Given the need to explore alternate ways to pay for new projects, MoDOT is right to trigger another debate on whether new work should be financed with tolls.
What MoDOT is planning, though, represents a different wrinkle on the subject.
It is proposing to rebuild Interstate 70 from St. Louis to Kansas City and finance the work with a toll, using a legal framework first devised in 2006 for the construction of a new bridge over the Mississippi River in St. Louis.
That project never happened. But it was different because it would have used a private company to build the bridge and collect toll revenue.

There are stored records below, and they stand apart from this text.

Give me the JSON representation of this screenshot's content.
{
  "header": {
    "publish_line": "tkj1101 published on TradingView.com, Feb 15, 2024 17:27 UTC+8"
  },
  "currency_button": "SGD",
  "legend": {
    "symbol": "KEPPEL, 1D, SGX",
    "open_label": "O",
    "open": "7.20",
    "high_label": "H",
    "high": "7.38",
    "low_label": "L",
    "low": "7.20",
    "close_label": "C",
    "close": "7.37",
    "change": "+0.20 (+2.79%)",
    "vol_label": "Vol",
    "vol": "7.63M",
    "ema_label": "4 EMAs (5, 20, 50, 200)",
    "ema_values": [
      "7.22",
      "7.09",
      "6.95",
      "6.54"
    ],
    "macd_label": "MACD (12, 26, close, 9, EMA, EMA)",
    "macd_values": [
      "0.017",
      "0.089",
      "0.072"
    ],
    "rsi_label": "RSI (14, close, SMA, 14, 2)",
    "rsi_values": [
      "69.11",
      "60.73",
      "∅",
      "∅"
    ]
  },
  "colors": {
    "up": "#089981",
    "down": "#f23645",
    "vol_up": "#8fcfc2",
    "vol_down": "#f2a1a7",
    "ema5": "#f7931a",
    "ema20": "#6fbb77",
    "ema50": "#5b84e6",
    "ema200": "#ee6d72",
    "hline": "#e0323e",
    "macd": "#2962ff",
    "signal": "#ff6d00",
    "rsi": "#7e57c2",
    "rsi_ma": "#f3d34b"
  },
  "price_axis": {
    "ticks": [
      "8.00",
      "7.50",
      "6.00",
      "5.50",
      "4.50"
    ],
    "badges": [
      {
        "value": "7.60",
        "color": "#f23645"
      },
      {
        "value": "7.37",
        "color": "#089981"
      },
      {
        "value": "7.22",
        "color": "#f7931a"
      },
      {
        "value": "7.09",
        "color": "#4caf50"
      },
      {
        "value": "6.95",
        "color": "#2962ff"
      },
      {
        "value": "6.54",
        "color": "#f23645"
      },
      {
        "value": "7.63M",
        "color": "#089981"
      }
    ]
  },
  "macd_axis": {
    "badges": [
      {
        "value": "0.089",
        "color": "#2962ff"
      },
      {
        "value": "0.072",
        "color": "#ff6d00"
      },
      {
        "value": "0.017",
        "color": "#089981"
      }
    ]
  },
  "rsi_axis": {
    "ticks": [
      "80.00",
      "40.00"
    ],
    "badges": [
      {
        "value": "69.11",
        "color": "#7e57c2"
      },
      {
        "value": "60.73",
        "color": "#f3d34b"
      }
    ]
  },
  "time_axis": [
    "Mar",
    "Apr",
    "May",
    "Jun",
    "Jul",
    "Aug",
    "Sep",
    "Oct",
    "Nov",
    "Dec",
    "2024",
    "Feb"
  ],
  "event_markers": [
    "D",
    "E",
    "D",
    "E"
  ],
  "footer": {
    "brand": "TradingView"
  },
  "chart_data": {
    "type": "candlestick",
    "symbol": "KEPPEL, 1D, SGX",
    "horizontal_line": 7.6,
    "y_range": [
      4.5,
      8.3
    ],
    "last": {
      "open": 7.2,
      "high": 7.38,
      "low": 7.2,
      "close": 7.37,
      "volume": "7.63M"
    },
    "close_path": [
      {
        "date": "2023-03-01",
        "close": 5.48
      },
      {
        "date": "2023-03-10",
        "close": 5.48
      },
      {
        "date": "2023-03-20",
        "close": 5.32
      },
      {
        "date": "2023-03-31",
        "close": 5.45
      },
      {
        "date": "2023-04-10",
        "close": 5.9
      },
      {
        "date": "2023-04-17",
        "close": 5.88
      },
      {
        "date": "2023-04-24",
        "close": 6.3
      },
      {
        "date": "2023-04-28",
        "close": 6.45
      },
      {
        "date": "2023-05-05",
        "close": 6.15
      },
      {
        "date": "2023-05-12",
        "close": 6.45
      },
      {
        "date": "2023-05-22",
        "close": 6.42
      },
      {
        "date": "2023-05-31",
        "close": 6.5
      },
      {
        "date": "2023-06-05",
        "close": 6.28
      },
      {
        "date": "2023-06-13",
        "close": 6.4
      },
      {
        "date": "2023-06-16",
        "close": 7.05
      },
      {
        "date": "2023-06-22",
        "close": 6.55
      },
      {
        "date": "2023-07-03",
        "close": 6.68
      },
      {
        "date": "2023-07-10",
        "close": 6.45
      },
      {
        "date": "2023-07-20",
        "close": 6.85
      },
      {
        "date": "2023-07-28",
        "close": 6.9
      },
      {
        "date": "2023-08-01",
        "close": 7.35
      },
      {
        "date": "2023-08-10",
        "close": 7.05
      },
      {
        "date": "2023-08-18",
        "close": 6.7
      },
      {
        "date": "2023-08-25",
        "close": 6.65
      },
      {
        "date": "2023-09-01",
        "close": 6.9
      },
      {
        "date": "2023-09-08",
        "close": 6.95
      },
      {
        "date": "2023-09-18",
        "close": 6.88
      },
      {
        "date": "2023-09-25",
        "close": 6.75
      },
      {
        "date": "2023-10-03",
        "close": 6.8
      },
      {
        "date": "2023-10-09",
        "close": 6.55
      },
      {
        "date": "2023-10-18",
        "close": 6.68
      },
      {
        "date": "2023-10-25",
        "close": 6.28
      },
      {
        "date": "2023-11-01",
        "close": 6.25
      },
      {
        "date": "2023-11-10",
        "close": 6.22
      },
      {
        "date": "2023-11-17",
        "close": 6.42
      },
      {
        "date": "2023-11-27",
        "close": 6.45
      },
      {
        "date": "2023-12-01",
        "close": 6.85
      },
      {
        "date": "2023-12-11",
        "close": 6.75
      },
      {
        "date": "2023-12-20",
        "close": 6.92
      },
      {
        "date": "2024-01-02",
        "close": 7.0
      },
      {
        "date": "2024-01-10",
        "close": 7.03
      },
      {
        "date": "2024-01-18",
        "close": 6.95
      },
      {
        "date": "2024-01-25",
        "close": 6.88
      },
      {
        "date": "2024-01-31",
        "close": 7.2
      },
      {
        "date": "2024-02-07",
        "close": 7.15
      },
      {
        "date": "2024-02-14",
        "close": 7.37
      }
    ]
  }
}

Under current legal interpretations, the state road fund can't be used for projects involving tolls, chief engineer Dave Nichols said. But the Mississippi bridge plan would have been financed solely with toll money rather than road fund money, and the General Assembly gave the project its blessing.
MoDOT proposes to use a similar development agreement to rebuild I-70. The state would lease the freeway corridor to a private-sector company, which would build, operate, finance and maintain the roadway for up to 50 years.
The work would be financed solely by those who used the road. Money in the state road fund would be freed up for general work elsewhere around the state.
Rep. Charlie Denison, R-Springfield, chairman of the House Transportation Committee, reacted favorably toward the plan but noted that opponents carry considerable weight. He acknowledged that his own constituents had a dim view of toll roads and that the motor carriers' trade group would, as in the past, be adamantly against the idea.
MoDOT has taken dramatic steps to reduce its costs and stretch highway dollars. Earlier this year, the state highway commission approved a plan that would save $512 million over the next five years by cutting jobs, selling equipment and closing facilities.
Lawmakers, who will reconvene for the 2012 session in a couple of months, face an uninviting set of options. If legislators do nothing to boost revenue (such as asking voters to endorse a gasoline tax increase), the road system will begin to deteriorate and soon we will be back to the bad old days of pitted Missouri highways. The situation with I-70, Denison said, is "desperate."
Tolls can be overused, but they represent a legitimate financing method for certain projects. Missouri's de facto toll ban is counterproductive, and the innovative I-70 plan deserves serious consideration.